“If Mr. Stevens has the 60 votes, it’s fine with me,” said House Appropriations Chairman Jerry Lewis, California Republican. Mr. Lewis said House and Senate negotiators might meet this afternoon to finalize the defense spending bill.
Senate Democrats were enraged at the potential add-on and said Republicans are using a popular bill for the troops to pass a pet project.
“Republicans have decided to put oil companies ahead of our troops,” said Sen. John Kerry, Massachusetts Democrat. He vowed to try to block the defense bill if the drilling provision is attached.
A spokesman for Senate Minority Leader Harry Reid, Nevada Democrat, said Democrats are counting votes to determine whether they can block the bill.
Republican leaders also have had trouble with a budget bill that would trim billions of dollars from entitlement programs. The ANWR provision has been the main sticking point, since the Senate budget-savings bill included the drilling provision but the House version did not.

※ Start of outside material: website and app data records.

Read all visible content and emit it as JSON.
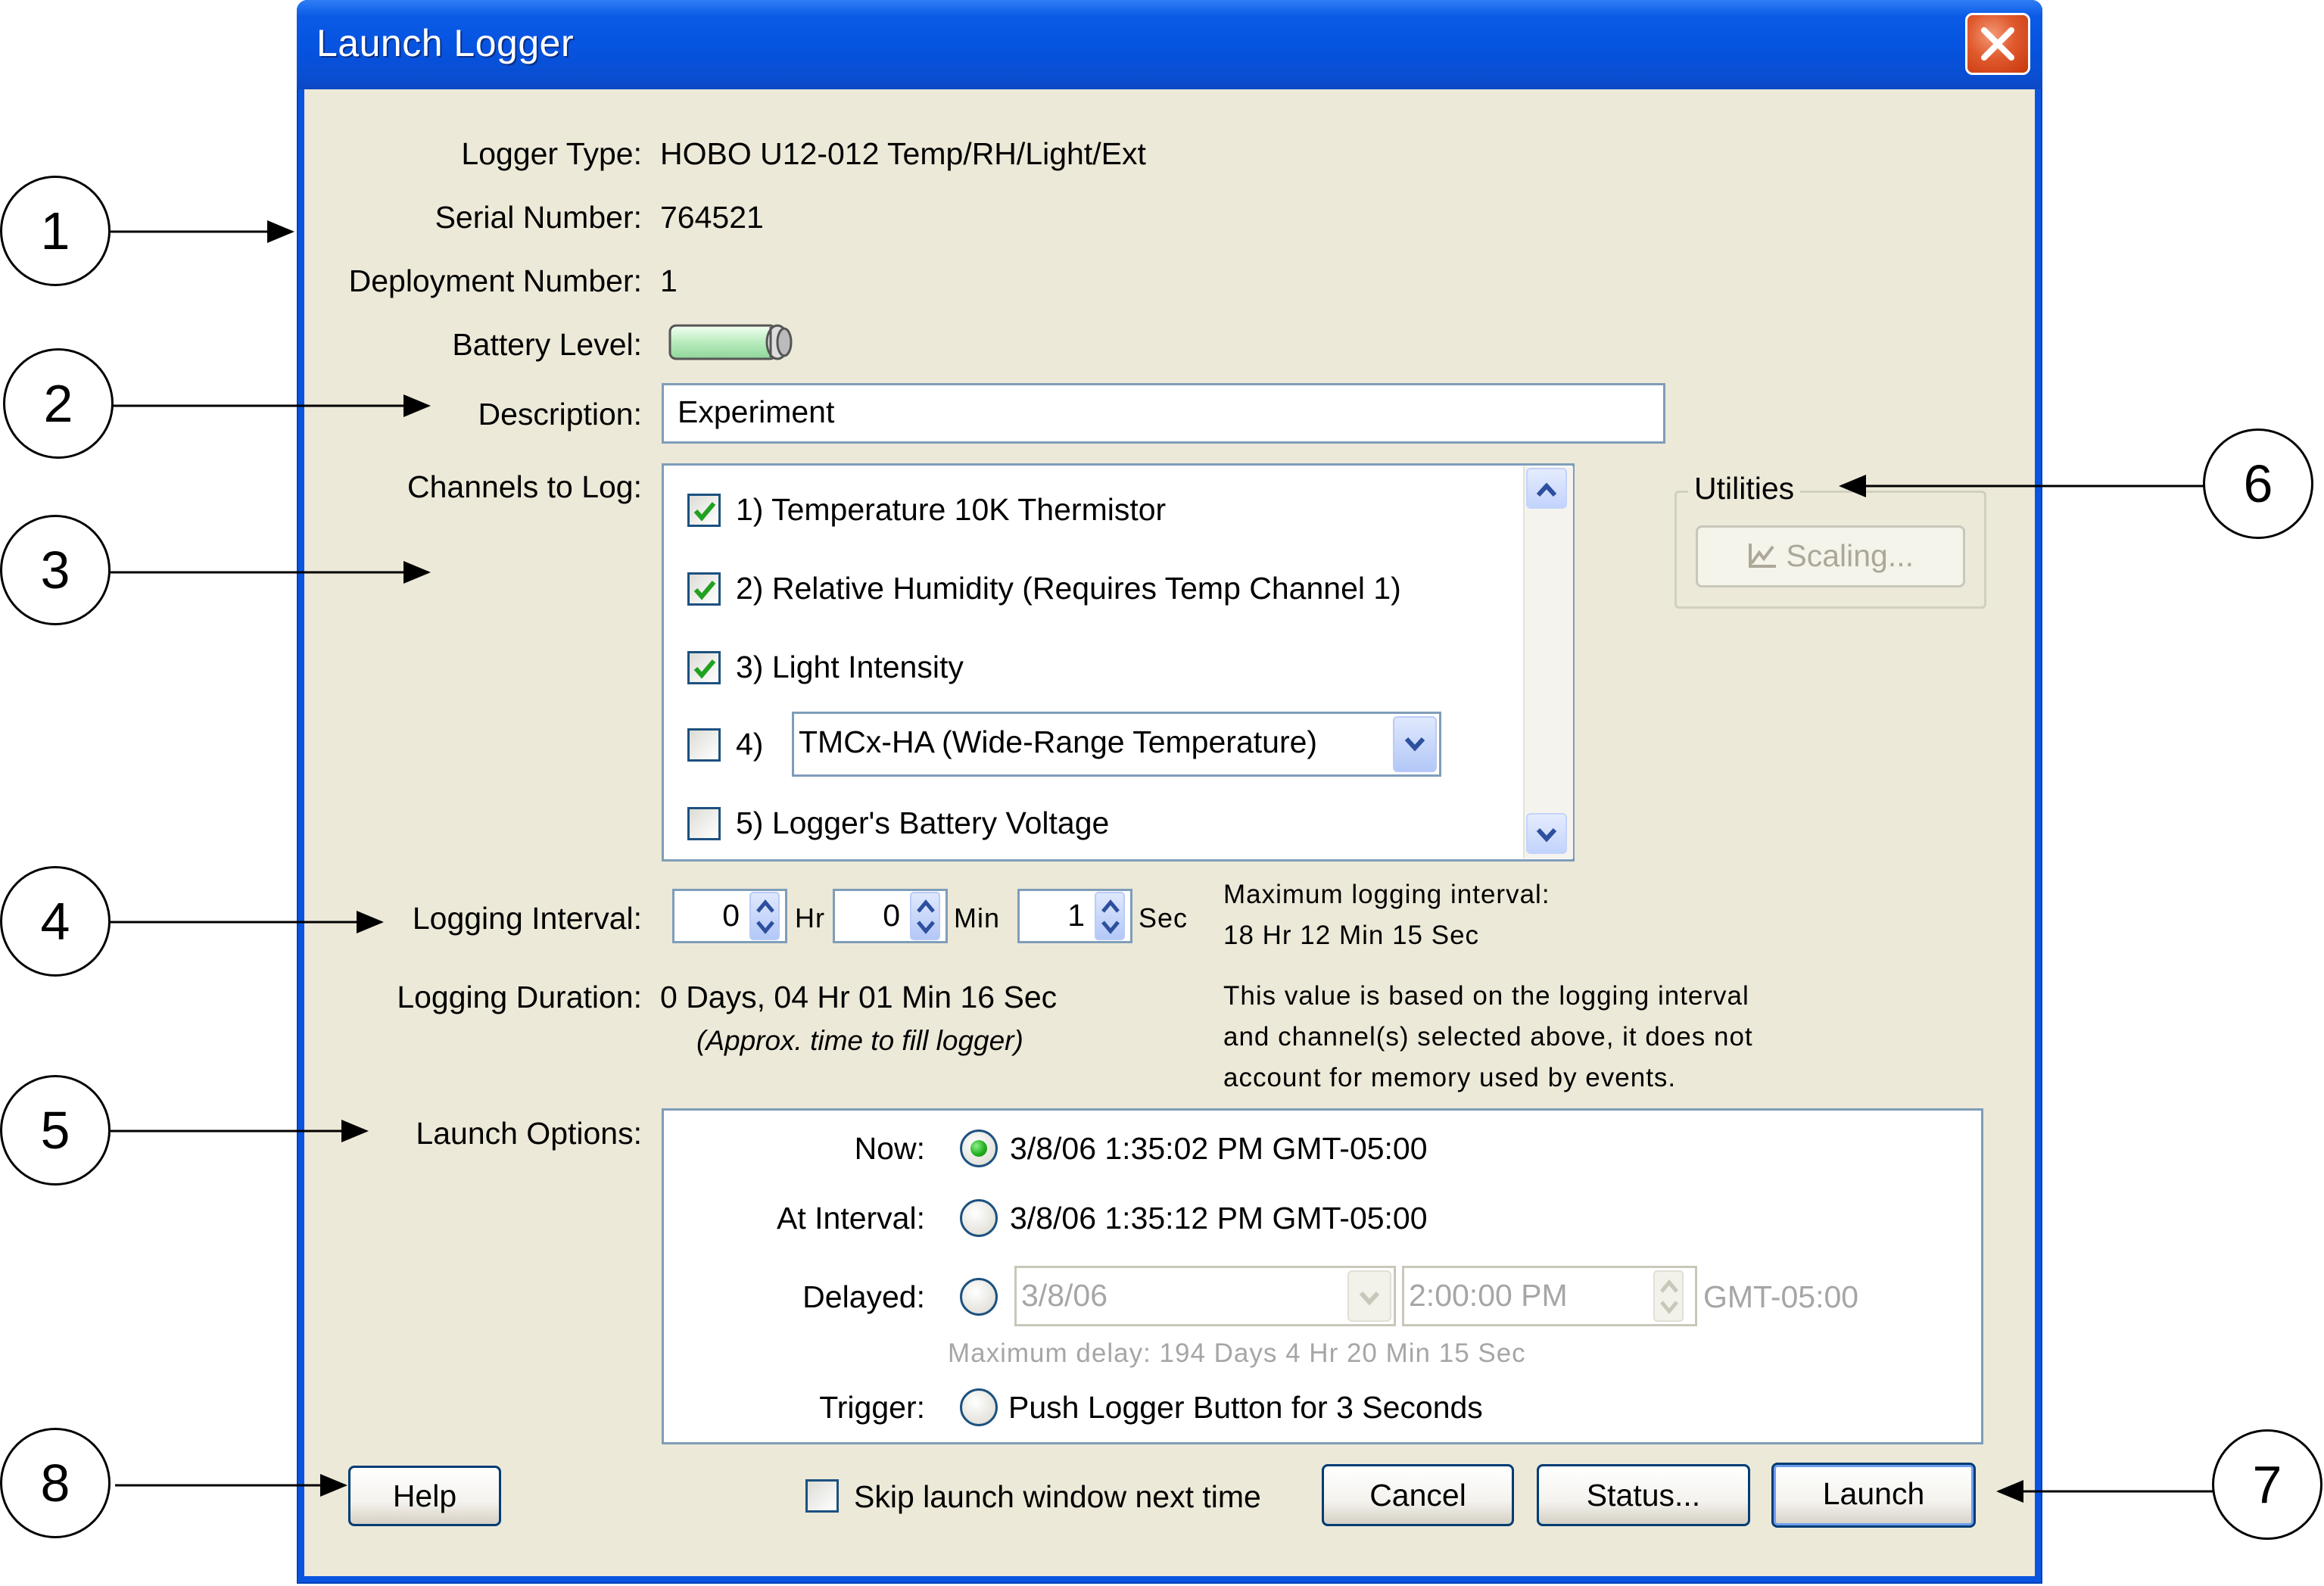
{
  "window": {
    "title": "Launch Logger"
  },
  "info": {
    "logger_type_label": "Logger Type:",
    "logger_type_value": "HOBO U12-012 Temp/RH/Light/Ext",
    "serial_label": "Serial Number:",
    "serial_value": "764521",
    "deployment_label": "Deployment Number:",
    "deployment_value": "1",
    "battery_label": "Battery Level:",
    "battery_level": 1.0
  },
  "description": {
    "label": "Description:",
    "value": "Experiment"
  },
  "channels": {
    "label": "Channels to Log:",
    "items": [
      {
        "label": "1) Temperature 10K Thermistor",
        "checked": true
      },
      {
        "label": "2) Relative Humidity (Requires Temp Channel 1)",
        "checked": true
      },
      {
        "label": "3) Light Intensity",
        "checked": true
      },
      {
        "label": "4)",
        "checked": false,
        "select_value": "TMCx-HA (Wide-Range Temperature)"
      },
      {
        "label": "5) Logger's Battery Voltage",
        "checked": false
      }
    ]
  },
  "utilities": {
    "group_label": "Utilities",
    "scaling_button": "Scaling..."
  },
  "logging_interval": {
    "label": "Logging Interval:",
    "hours": "0",
    "hours_unit": "Hr",
    "minutes": "0",
    "minutes_unit": "Min",
    "seconds": "1",
    "seconds_unit": "Sec",
    "max_label": "Maximum logging interval:",
    "max_value": "18 Hr 12 Min 15 Sec"
  },
  "logging_duration": {
    "label": "Logging Duration:",
    "value": "0 Days, 04 Hr 01 Min 16 Sec",
    "note": "(Approx. time to fill logger)",
    "explain_line1": "This value is based on the logging interval",
    "explain_line2": "and channel(s) selected above, it does not",
    "explain_line3": "account for memory used by events."
  },
  "launch_options": {
    "label": "Launch Options:",
    "now_label": "Now:",
    "now_value": "3/8/06 1:35:02 PM GMT-05:00",
    "interval_label": "At Interval:",
    "interval_value": "3/8/06 1:35:12 PM GMT-05:00",
    "delayed_label": "Delayed:",
    "delayed_date": "3/8/06",
    "delayed_time": "2:00:00 PM",
    "delayed_tz": "GMT-05:00",
    "max_delay": "Maximum delay: 194 Days  4 Hr 20 Min 15 Sec",
    "trigger_label": "Trigger:",
    "trigger_value": "Push Logger Button for 3 Seconds",
    "selected": "now"
  },
  "footer": {
    "help_button": "Help",
    "skip_label": "Skip launch window next time",
    "skip_checked": false,
    "cancel_button": "Cancel",
    "status_button": "Status...",
    "launch_button": "Launch"
  },
  "callouts": [
    "1",
    "2",
    "3",
    "4",
    "5",
    "6",
    "7",
    "8"
  ],
  "colors": {
    "title_bar": "#0553df",
    "client_bg": "#ece9d8",
    "close_button": "#e05a2e",
    "checkmark": "#21a121",
    "radio_dot": "#22b01f"
  }
}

A group of more liberal House Republicans have pledged to derail the final bill if ANWR is included.
A pro-forma session was held last night to fulfill the requirement for a public meeting of the negotiators. Republican leaders hope a deal can be completed today and approved tomorrow by the House.
Rep. Sherwood Boehlert, a New York Republican who opposes ANWR, said it is “shameful” to try to break the budget bill impasse by attaching the drilling provision to the defense bill. But he also acknowledged it’s difficult to vote against a bill that funds the troops.
Meanwhile, Sen. Trent Lott, Mississippi Republican, was pleased the $7.8 billion hurricane tax-relief measure was approved, though he grudgingly agreed to the exclusion of casinos, golf courses, tanning salons, liquor stores and similar businesses affected by Hurricanes Katrina, Rita and Wilma.
Rep. Frank R. Wolf, of Virginia, led a small band of fellow Republicans in demanding the exclusions. But Mr. Lott pledged to reverse the exclusions the first chance he gets. “In the end, there aren’t going to be any,” he said.